DIRECTIONS FOR THIS TASK: Show, from the records below, all lines that contain the word "icon".

(Records contained in a dataset)
╭──

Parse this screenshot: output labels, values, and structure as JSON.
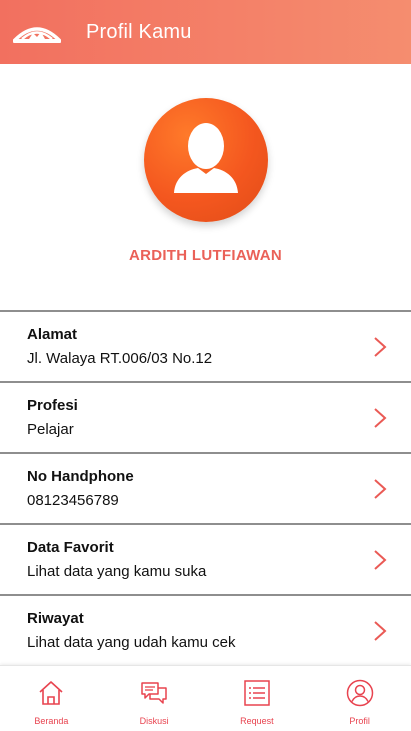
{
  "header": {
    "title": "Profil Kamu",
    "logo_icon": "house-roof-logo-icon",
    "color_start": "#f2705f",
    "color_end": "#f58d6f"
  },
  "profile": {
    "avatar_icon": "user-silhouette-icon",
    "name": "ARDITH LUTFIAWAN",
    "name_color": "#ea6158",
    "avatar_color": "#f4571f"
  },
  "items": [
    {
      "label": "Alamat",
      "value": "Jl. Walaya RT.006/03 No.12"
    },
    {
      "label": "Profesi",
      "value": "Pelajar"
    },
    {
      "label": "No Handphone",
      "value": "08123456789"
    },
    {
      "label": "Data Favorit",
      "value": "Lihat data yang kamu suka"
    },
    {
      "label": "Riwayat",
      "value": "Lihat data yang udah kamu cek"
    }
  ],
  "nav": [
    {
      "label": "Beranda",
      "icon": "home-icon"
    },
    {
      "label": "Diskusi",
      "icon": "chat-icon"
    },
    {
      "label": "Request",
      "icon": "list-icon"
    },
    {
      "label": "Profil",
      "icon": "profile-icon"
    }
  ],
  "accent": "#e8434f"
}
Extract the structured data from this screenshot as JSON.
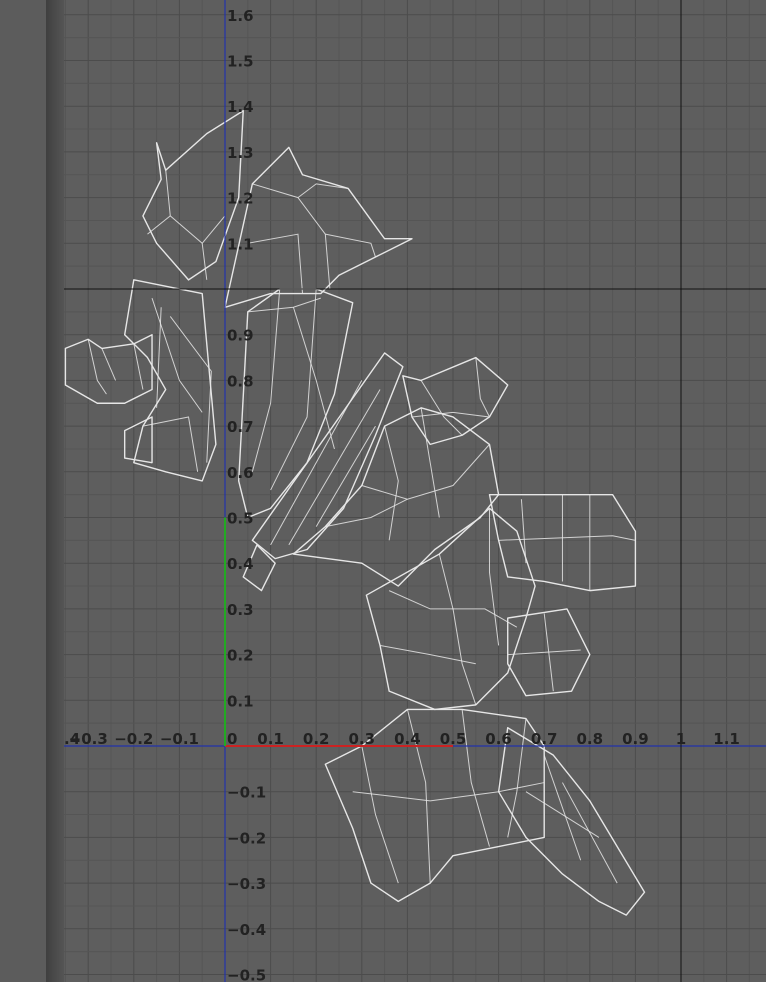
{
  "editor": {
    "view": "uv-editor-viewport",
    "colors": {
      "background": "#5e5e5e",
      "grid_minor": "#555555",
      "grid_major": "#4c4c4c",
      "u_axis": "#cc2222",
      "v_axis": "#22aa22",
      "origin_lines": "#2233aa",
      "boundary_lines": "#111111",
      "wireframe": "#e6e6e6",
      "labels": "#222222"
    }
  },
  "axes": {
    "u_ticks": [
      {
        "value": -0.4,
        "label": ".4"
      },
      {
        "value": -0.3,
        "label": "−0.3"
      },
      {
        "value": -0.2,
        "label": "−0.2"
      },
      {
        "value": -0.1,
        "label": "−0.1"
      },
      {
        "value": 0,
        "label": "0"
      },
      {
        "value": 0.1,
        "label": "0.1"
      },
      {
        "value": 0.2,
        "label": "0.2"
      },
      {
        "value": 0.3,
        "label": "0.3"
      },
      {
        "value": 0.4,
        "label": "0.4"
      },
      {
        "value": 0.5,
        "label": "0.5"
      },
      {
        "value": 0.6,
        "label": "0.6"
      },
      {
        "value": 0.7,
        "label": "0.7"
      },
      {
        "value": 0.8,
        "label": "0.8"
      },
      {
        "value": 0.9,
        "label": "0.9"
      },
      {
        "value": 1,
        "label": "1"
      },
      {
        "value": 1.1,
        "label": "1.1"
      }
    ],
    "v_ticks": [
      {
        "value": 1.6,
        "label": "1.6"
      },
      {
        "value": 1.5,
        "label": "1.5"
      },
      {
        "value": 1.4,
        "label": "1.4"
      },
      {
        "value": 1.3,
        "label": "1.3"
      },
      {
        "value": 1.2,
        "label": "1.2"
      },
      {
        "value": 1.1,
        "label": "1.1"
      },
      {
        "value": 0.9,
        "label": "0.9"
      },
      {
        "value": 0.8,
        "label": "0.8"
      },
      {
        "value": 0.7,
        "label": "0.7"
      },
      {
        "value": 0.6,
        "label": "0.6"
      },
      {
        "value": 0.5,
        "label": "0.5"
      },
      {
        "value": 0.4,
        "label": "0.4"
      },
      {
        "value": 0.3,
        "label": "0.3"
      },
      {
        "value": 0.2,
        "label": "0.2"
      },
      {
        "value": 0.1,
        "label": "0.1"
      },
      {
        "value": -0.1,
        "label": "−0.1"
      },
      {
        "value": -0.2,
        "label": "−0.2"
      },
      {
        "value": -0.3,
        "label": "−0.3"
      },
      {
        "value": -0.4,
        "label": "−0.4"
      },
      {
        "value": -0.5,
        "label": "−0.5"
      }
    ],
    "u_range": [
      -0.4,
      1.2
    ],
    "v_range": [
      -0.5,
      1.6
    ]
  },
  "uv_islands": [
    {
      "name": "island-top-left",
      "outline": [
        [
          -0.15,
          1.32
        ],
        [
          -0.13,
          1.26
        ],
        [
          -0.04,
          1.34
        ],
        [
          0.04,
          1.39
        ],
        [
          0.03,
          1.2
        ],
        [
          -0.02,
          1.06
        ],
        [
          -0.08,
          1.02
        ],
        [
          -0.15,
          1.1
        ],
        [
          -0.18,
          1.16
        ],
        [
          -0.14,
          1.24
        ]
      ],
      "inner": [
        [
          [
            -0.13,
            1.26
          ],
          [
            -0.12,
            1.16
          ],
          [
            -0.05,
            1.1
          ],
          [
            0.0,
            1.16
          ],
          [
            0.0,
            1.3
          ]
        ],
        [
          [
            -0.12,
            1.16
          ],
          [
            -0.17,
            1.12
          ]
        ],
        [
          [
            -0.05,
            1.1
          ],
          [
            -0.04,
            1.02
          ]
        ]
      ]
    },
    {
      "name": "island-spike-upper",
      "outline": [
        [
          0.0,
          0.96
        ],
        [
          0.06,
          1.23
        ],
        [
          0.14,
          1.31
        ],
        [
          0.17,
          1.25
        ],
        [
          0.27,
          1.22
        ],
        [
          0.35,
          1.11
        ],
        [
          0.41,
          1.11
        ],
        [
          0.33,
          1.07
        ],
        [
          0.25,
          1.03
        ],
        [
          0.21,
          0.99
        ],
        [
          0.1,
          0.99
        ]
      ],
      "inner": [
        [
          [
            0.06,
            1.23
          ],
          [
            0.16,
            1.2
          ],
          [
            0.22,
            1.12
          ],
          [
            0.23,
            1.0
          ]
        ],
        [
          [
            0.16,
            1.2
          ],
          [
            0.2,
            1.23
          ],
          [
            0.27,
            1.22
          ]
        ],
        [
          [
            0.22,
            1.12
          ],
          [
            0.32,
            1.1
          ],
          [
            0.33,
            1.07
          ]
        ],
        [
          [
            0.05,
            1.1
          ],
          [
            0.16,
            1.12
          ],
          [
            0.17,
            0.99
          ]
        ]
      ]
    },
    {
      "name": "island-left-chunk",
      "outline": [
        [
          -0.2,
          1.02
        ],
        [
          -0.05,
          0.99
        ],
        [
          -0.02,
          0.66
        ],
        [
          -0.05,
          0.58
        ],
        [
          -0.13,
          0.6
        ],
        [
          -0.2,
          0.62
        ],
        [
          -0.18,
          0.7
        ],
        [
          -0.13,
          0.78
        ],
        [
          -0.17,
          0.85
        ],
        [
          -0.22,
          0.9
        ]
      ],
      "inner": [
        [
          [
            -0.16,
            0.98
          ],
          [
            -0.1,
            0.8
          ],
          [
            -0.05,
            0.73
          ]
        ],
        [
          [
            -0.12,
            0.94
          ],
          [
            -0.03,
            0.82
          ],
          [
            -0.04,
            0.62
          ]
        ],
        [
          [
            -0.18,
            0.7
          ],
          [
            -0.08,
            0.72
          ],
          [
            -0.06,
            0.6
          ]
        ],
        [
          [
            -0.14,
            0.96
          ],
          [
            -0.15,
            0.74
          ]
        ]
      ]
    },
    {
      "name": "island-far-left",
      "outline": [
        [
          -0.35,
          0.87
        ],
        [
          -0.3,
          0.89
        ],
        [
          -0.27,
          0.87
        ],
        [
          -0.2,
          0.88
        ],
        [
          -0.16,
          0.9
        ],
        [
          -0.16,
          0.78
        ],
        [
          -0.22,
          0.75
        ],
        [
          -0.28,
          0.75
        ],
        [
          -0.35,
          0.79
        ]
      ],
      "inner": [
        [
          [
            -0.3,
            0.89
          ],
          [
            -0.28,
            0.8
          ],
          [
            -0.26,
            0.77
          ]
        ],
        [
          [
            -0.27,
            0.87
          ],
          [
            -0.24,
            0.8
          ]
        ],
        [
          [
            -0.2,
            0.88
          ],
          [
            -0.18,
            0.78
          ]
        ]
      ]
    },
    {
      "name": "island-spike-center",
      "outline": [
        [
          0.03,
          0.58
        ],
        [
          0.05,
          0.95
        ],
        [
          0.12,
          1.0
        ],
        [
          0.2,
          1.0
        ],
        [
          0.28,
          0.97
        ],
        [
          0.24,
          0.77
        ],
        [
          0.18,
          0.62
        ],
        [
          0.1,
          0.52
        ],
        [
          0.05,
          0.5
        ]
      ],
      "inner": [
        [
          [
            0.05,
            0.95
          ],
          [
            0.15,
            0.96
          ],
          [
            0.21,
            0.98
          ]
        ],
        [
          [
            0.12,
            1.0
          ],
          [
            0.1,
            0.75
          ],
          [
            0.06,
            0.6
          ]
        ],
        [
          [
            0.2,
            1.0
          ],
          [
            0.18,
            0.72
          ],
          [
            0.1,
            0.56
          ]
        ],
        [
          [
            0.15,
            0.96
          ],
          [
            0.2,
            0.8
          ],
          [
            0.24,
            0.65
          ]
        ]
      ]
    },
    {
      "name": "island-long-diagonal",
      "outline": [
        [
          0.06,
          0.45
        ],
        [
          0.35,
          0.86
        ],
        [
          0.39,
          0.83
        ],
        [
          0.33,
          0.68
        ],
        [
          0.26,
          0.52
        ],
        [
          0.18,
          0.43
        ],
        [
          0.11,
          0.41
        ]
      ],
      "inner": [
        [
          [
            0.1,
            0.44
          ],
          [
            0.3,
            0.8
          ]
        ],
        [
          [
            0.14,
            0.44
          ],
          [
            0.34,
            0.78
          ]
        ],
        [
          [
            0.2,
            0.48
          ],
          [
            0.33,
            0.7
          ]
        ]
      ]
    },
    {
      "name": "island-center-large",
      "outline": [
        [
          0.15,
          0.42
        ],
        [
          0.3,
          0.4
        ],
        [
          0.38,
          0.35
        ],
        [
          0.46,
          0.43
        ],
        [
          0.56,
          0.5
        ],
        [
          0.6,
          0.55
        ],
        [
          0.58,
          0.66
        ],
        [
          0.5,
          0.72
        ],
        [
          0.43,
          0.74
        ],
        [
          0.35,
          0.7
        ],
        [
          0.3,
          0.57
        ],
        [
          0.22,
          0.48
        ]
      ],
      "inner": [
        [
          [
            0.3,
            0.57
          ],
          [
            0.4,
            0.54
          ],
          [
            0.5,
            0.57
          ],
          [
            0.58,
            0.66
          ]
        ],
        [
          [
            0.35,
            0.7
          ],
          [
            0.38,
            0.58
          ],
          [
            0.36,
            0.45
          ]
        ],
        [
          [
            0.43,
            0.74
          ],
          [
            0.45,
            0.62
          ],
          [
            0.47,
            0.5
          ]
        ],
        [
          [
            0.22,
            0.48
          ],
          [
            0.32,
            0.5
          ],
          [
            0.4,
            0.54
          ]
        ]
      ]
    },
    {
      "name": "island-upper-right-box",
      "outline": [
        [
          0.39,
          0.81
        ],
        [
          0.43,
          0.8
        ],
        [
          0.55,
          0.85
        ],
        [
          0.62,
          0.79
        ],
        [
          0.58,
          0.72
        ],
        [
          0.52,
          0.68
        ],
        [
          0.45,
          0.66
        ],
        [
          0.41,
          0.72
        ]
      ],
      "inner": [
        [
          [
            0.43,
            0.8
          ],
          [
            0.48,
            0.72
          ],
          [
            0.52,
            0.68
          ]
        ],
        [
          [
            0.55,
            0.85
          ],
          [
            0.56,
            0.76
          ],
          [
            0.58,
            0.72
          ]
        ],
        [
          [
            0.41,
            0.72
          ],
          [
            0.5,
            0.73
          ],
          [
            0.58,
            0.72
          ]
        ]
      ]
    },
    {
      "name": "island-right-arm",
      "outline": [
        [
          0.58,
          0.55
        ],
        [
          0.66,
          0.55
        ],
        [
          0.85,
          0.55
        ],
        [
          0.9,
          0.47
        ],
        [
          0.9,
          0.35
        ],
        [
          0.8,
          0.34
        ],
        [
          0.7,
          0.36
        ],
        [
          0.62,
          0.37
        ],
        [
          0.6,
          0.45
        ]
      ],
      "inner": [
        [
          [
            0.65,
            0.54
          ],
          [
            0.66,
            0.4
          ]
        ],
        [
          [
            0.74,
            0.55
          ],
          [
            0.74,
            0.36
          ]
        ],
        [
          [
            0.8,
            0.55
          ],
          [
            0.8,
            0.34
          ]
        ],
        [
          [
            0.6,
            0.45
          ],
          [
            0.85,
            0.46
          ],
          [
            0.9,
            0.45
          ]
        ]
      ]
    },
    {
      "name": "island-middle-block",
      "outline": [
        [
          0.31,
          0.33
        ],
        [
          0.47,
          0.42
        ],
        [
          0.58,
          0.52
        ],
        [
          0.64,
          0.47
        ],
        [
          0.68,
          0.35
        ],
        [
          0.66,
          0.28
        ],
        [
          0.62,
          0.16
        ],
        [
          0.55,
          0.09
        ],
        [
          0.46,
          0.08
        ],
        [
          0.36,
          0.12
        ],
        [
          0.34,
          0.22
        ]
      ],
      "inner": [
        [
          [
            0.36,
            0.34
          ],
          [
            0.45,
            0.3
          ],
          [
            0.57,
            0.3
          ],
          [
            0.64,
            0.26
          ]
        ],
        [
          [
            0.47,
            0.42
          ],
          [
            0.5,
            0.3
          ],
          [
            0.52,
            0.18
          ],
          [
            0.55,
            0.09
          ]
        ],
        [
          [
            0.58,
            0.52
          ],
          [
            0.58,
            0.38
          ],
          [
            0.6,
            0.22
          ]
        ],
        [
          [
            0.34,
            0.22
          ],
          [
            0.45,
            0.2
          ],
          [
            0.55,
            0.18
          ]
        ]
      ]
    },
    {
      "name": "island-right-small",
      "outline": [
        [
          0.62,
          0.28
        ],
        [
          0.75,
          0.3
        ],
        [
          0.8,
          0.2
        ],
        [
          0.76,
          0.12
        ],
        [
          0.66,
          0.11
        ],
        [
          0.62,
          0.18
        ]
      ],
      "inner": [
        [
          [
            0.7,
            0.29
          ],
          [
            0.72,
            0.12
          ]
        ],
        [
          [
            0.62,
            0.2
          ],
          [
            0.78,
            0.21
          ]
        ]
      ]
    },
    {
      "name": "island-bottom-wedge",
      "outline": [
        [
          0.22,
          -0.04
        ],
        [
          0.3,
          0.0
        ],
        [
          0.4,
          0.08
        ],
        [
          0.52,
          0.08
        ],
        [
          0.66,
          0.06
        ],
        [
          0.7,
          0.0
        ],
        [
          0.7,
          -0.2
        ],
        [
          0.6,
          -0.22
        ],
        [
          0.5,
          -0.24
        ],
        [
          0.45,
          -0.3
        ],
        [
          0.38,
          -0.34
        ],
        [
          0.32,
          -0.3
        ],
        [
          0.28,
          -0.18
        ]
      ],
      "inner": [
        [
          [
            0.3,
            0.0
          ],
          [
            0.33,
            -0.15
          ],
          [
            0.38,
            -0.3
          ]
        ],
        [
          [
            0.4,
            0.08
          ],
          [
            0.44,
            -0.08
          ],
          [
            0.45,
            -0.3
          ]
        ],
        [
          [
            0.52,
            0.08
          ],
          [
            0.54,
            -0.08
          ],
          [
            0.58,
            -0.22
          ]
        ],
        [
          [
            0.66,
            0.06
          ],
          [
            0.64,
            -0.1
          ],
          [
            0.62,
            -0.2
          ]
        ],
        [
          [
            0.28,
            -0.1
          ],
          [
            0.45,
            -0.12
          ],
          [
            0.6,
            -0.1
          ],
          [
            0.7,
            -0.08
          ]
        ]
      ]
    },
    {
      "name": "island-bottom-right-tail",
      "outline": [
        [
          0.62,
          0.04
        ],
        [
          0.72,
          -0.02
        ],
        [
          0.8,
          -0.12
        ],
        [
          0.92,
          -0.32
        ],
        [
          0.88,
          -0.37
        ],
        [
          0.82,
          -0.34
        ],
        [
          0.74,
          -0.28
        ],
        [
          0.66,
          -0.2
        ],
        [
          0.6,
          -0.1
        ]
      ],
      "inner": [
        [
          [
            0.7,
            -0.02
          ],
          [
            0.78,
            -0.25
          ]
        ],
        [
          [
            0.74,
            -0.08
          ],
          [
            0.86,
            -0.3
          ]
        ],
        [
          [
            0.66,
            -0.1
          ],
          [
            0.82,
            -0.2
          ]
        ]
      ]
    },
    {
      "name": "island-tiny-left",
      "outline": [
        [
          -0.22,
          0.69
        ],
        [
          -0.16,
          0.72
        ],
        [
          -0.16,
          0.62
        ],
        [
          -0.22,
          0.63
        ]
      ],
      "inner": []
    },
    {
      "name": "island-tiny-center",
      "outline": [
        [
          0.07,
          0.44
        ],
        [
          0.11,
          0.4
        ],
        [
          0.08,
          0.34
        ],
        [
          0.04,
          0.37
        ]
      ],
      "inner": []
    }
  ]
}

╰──

RESULT:
    "logo_icon": "house-roof-logo-icon",
    "avatar_icon": "user-silhouette-icon",
      "icon": "home-icon"
      "icon": "chat-icon"
      "icon": "list-icon"
      "icon": "profile-icon"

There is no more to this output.